I didn't realize that my foot pain was actually a bit of a blessing in disguise. As Beat promised, after a while it did go numb, only to be replaced by extreme sleepiness. The final leg of the course traversed a gas line that cut into the forest at a slight uphill slope in a perfectly straight line. The only reason I couldn't see the finish from twelve miles away was because the Earth is a sphere. What I could see were the Talkeetna Mountains, rendered flat beneath an overcast sky. The clouds ensured there was no change in the light all day long, so 10 a.m. looked like 1 p.m. looked like 4 p.m. There was no indication that time was passing, or that I was actually moving. Sleep took over as I walked.
I did everything I could to keep myself awake. I turned off my iPod and sang, out loud, the lamest and most annoying songs I could think of. I slapped myself on the face and pinched my arm the way I do when I'm driving sleepy. I became terribly excited when I had to pee. I held it in as long as possible because that kept me awake, and relished in pulling to the side of the trail and doing my business because it was a chore, something different. I stopped a few times to purposelessly organize my sled. I weaved back and forth across the hundred-foot-wide gasline trail. I resumed eating Sour Gummy Lifesavers.
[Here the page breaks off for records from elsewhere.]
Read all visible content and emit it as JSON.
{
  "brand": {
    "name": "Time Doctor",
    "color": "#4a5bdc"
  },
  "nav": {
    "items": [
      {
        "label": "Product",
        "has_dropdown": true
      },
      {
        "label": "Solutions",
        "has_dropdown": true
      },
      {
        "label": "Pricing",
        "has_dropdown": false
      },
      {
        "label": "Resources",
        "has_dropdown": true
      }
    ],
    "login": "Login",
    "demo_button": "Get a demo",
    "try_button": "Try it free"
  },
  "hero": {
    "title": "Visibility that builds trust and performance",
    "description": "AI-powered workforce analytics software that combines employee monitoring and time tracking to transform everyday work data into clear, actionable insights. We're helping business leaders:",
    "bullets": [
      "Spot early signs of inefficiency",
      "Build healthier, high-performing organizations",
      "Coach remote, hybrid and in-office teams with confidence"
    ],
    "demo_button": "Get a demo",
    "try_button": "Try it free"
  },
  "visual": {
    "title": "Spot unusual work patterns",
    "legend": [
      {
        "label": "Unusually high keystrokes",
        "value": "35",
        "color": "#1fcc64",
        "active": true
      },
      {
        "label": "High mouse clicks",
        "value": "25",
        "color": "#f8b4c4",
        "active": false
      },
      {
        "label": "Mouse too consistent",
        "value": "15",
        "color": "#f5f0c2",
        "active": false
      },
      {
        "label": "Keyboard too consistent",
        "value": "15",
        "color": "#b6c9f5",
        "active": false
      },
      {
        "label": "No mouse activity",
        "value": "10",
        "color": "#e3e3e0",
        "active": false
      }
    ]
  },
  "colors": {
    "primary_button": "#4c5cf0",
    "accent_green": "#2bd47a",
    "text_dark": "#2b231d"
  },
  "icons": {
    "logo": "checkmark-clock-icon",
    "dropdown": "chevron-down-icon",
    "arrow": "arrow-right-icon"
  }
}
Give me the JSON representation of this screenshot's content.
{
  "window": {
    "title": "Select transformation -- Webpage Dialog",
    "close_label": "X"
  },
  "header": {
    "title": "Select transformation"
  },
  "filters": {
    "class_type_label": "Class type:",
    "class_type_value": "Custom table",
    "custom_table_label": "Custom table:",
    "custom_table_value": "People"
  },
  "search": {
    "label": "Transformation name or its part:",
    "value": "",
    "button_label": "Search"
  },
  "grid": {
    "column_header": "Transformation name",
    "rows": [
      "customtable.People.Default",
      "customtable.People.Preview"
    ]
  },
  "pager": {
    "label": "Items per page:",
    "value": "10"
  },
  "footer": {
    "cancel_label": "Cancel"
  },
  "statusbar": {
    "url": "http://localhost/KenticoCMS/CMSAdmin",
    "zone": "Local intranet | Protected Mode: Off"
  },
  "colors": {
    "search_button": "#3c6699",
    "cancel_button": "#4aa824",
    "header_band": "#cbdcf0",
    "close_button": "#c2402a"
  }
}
Oh yes, I did do that.
I put my head down and let time go by. Sometimes in racing, like in life, that's all you can do. It's not all Northern Lights and bliss, but somehow it's the tough challenges that make it all worth it. This is not about suffering so much as it is about overcoming suffering, which everyone must do in life, and it's empowering to understand the ways in which we can overcome it. Still, I felt fully defeated when, just two miles from the finish, I noticed a yellow light approach from behind and watched Jane run past. She was running. I mean, she was really running. Whether she was running to beat me or simply end her own agony faster I did not know, but I did not really care. Every time I had attempted to run in the past ten miles (because that, too, broke up the boredom) I nearly vomited. I was not ready or willing to participate in a two-mile sprint. Not only that, but the whole idea seemed so preposterous and egotistical after 35 hours of slogging that I couldn' t even entertain it. A man passed shortly after and implied a question as to whether or not I was going to chase Jane for second place. "She deserves it," I said. I felt so miserable. It's petty, but I resented being passed. This no longer bothers me at all, but my fragile mood at the time took it hard, and that did cast a sour pall over my finish.
But the satisfaction was there, growing ever deeper as the pain subsided. That's what lingers in hundreds of happy memories, the meaning behind the madness.